With warm summer months fast approaching, many will resume January weight loss resolutions. Instead of resorting to crash diets or overtraining at the gym, University of Alabama at Birmingham health experts suggest taking steps to both lose weight and make good health a lifelong goal.
“The most important element in any wellness plan is self-awareness; this is a mental process, not an action process,” said Terrie Adams, fitness director at the UAB Hospital Health Club. “It’s about aligning your thoughts with the desire first, rather than taking action in order to achieve results or forcing something to happen.”
Adams says to practice removing self-judgments and tame that inner critic.
“Cutting out negative self-talk makes a huge difference,” Adams said. “It’s not that we start feeding and exercising the body differently to get it to a place where we can like it, it’s the other way around; we have to like our bodies enough to want to make health a priority.”
While Adams says there are no quick or easy ways to become fit, she suggests that sedentary beginners start building their aerobic base, endurance and stamina, known as cardio conditioning. After two solid weeks of cardio training — whether it is walking, swimming, biking or another heart-pumping activity — begin to gradually introduce strength training.

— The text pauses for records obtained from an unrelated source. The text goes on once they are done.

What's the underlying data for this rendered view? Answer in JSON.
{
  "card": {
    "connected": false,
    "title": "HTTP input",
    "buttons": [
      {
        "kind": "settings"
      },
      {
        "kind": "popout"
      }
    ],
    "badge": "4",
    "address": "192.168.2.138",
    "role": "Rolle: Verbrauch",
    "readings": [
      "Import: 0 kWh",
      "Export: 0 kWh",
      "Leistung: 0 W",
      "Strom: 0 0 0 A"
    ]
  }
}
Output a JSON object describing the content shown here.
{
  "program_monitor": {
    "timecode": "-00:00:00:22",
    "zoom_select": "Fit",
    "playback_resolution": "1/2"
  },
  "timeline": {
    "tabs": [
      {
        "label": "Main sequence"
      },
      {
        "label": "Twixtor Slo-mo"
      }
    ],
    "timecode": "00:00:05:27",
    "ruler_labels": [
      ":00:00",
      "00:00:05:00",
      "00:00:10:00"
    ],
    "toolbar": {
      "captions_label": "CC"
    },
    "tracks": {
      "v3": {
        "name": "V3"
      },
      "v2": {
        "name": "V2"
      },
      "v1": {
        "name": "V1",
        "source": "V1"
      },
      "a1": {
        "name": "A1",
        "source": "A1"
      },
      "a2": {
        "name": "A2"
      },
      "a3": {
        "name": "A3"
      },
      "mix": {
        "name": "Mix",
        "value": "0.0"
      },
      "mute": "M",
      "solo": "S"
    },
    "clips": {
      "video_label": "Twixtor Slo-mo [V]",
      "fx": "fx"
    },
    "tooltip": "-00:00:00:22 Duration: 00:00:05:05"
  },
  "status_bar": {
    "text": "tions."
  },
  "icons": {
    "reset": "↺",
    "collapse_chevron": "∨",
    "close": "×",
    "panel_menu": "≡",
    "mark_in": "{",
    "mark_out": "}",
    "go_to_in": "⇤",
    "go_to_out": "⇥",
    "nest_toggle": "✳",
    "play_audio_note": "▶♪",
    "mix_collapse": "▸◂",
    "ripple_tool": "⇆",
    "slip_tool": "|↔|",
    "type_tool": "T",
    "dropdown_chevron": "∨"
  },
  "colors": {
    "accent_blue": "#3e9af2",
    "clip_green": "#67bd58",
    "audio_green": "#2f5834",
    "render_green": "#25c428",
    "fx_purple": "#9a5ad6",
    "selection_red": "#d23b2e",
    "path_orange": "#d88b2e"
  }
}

|“The best way to burn fat is to build muscle and get strong. The fat-burning part will take care of itself once you start building muscle. The best way to build muscle is to strength train, and your body weight is one of the best weights available — no gym or equipment required.”|
“The best way to burn fat is to build muscle and get strong,” Adams said. “The fat-burning part will take care of itself once you start building muscle. The best way to build muscle is to strength train, and your body weight is one of the best weights available — no gym or equipment required.”
Adams says the first noticeable improvements will show up very quickly: Mood, energy level and seeing a physical difference can come in as little as a week.
For more experienced exercisers, Adams likes high-intensity interval training, or HIIT, which describes any workout that alternates between intense bursts of activity and periods of less-intense activity or even complete rest.
“HIIT has been proved to burn more calories and recruit more muscles over steady-state workouts,” Adams said. “You burn more calories not only during a HIIT workout, but long after. Focus on higher-intensity training for shorter amounts of time rather than long, drawn-out workouts.”
It is the combination of the physical activity and nutrition that will aid in losing weight and keeping it off. Krista Casazza, Ph.D., R.D., assistant professor in the Department of Nutrition Sciences, says that drastic measures aimed at “quick fixes” to shed pounds are not the healthy way to do this.
“Starvation methods cannot be sustained; though cleanses and detoxes are “in,” they really aren’t associated with a great deal of weight loss, and liquid diets such as juicing can result in losing only a few pounds,” Casazza said. “That said, a very low-calorie diet of any sort can lead to substantial weight loss.”
Casazza says it depends on the amount of weight an individual is trying to lose.
“Rapid weight loss is not necessarily unsafe; however, it has to be coupled with adequate vitamin and mineral intake and, most importantly, maintenance of musculoskeletal mass,” Casazza said. “While exercise in itself may not lead to weight loss, the beneficial effects on whole-body metabolism when coupled with dietary restriction cannot be overlooked.”
Focusing on maintaining a balanced diet and eating in moderation are important components of good nutrition in general, for weight loss or weight maintenance, says Lynae Hanks, Ph.D., R.D., a UAB postdoctoral research fellow in the Department of Medicine.
“If your goal is to lose weight, take a look at your typical eating behaviors: Do you drink sugary drinks or indulge in sugary or fatting toppings and condiments? Try cutting back in these areas if you do, and that will be a great start to renovating your diet,” Hanks said. “Add-ins like sugar-sweetened drinks and heavy dressings can sabotage your efforts in losing or maintaining weight.”
Hanks says guilty pleasures do not have to be eliminated altogether as this can lead to feelings of deprivation and then getting off course by overindulging.
“Instead of seeing these items as diet ‘villains,’ eat them in moderation and reward yourself with moderate and planned doses,” Hanks said. “Practice moderation, and balance your meals so you include a healthy variety of nutrition components.”
Hanks suggests being generous with portions of nonstarchy vegetables such as broccoli, cauliflower, carrots, tomatoes, green beans and spinach.
Casazza and Hanks agree that there is no one-size prescription for everybody, but a healthier summer body requires four things:
- sufficient hydration
- nutritious meals
- regular exercise
- adequate sleep daily
“Motivating factors such as ‘bikini season’ are good inspiration for behavior change; however, one should approach adopting a healthier lifestyle in the long term — not simply make changes which are aimed to be short-lived,” Casazza said. “The importance of health should be the focus, not the season.”